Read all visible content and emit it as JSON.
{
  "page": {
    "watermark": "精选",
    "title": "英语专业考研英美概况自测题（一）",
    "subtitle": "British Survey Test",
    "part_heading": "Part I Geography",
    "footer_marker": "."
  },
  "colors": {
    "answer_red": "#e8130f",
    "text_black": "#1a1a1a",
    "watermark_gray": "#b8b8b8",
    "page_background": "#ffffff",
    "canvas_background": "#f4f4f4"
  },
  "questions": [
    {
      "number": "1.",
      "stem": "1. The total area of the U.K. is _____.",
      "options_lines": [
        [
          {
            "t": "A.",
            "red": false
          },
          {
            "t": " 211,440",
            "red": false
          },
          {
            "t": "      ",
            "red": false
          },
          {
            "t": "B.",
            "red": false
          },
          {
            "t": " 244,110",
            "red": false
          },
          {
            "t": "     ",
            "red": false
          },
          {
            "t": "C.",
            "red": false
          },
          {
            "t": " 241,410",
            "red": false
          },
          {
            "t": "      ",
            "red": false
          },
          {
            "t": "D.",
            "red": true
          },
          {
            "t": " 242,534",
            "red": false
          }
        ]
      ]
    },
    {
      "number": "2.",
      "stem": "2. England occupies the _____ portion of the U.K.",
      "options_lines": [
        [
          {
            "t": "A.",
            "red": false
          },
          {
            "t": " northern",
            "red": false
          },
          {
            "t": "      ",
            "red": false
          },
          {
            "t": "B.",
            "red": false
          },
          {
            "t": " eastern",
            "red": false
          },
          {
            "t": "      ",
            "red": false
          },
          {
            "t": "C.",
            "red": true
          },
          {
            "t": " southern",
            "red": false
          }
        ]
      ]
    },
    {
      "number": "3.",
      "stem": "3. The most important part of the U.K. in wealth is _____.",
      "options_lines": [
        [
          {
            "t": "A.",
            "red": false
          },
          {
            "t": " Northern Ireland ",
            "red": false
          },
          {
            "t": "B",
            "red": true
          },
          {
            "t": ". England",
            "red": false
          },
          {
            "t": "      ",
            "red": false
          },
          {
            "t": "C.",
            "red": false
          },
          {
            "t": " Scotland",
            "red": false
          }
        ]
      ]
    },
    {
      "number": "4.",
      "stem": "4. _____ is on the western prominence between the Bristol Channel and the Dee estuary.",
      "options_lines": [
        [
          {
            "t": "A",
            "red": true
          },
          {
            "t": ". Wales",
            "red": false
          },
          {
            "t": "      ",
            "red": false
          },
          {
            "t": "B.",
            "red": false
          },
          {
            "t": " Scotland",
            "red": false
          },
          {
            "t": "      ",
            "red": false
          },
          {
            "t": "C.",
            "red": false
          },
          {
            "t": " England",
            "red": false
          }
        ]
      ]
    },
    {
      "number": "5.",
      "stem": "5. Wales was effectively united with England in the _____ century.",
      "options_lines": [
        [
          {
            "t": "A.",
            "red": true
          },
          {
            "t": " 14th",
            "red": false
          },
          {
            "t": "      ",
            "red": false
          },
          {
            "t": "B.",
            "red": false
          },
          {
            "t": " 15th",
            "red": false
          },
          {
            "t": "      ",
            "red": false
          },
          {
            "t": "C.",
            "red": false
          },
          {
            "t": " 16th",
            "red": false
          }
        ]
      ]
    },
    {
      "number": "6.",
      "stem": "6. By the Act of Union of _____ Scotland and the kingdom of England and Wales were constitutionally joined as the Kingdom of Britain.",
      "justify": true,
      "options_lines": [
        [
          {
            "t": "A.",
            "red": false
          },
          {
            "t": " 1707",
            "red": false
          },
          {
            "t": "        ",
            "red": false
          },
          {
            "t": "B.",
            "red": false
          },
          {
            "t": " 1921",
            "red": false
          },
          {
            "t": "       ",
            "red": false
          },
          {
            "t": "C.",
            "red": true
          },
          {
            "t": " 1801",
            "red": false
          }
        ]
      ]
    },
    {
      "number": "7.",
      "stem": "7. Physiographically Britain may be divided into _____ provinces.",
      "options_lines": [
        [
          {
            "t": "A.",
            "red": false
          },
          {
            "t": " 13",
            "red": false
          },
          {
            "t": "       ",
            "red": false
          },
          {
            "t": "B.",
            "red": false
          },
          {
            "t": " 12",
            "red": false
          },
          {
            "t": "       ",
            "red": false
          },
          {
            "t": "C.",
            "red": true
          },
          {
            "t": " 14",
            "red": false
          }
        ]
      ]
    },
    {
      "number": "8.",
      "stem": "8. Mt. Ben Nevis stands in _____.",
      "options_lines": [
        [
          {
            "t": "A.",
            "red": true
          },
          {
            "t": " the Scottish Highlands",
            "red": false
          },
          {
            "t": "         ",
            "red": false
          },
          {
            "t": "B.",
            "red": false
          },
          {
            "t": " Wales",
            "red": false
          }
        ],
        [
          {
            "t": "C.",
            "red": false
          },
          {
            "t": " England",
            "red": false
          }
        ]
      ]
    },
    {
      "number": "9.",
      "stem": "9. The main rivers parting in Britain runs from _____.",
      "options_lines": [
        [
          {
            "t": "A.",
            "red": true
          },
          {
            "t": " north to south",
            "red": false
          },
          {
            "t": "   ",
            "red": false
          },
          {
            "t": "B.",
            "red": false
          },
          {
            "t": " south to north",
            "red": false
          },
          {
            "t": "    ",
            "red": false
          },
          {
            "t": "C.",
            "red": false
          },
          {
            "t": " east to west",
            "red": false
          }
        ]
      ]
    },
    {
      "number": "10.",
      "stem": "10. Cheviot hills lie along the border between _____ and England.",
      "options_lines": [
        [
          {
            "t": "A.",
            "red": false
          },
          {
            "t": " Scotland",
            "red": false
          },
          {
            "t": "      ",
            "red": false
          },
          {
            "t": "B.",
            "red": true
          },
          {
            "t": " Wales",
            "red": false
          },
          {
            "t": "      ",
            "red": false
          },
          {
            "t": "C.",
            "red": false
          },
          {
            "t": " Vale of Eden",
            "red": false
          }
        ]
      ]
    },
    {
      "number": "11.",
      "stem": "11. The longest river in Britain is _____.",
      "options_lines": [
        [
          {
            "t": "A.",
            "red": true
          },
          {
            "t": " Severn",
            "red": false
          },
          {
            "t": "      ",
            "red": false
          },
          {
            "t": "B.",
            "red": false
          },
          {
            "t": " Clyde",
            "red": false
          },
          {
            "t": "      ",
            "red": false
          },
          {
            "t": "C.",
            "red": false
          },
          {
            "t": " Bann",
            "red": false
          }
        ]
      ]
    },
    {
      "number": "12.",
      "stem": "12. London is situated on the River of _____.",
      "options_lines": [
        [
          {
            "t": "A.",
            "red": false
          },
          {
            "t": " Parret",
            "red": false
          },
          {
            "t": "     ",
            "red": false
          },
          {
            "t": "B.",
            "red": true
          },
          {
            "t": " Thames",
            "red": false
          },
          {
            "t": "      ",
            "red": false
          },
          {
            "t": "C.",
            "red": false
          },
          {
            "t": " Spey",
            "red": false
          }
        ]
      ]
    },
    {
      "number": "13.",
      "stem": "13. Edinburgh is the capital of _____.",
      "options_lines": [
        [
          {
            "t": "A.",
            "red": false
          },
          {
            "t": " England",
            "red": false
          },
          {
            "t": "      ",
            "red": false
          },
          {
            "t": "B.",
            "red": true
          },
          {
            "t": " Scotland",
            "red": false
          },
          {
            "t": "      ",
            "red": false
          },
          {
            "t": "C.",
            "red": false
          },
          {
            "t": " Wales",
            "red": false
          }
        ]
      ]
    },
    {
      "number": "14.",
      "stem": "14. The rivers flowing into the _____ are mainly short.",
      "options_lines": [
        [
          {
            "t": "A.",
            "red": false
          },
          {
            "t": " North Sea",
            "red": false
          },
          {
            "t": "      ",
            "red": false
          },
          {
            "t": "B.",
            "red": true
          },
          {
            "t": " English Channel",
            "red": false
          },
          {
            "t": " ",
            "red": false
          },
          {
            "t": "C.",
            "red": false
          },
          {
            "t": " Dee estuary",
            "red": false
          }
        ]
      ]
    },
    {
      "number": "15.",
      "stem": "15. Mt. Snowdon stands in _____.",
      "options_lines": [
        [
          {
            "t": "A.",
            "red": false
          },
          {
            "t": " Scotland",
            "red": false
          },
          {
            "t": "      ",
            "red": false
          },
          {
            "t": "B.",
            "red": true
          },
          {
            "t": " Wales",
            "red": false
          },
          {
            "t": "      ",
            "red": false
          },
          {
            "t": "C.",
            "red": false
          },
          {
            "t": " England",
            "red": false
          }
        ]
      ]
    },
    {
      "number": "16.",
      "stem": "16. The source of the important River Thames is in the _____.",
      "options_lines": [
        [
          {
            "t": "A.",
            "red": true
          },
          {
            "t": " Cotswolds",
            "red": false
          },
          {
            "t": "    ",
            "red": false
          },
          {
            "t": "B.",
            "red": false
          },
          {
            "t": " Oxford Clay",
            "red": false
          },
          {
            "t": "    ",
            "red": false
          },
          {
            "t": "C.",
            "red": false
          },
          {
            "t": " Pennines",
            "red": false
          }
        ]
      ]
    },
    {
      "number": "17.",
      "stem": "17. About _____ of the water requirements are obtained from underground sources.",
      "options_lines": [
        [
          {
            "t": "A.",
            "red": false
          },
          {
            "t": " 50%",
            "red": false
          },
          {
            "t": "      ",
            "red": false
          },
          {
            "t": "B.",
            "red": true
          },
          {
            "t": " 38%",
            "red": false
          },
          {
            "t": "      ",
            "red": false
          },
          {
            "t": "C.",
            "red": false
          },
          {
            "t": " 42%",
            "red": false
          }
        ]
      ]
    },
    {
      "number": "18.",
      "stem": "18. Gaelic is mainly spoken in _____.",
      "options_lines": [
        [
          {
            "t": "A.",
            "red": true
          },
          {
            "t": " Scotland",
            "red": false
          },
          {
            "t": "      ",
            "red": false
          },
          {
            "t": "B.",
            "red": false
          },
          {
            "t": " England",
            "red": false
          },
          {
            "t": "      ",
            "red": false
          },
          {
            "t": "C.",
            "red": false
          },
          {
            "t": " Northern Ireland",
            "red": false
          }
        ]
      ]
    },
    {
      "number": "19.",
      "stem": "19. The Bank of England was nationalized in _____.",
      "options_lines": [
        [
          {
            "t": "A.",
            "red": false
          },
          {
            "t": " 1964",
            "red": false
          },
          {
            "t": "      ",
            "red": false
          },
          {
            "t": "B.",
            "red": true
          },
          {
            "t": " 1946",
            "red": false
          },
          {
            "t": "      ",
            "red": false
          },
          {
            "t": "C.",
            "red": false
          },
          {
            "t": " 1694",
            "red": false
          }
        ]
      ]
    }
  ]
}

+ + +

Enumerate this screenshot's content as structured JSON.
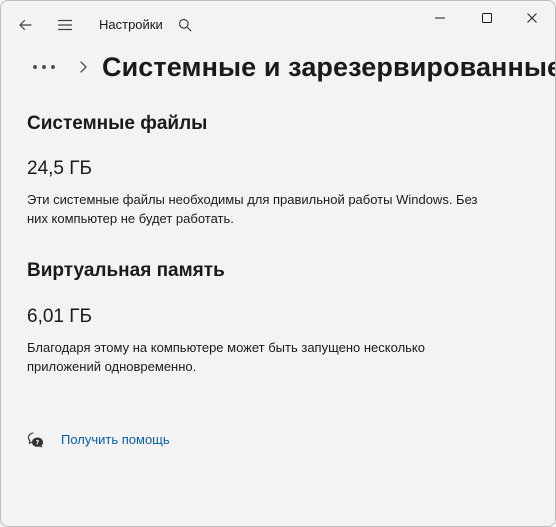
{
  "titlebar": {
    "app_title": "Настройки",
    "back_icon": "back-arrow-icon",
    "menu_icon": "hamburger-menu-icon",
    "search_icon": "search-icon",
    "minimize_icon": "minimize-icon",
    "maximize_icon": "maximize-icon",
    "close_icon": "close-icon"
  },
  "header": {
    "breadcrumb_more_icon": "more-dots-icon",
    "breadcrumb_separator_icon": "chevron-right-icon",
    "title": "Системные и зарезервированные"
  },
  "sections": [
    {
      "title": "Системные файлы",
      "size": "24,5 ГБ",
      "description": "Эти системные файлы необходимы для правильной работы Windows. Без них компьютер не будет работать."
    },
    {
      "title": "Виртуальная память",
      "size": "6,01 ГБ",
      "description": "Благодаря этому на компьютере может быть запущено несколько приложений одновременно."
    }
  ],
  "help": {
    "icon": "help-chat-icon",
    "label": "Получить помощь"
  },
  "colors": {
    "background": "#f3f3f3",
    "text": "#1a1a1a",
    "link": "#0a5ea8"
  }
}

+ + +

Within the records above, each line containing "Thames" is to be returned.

            "t": " Thames",
      "stem": "16. The source of the important River Thames is in the _____.",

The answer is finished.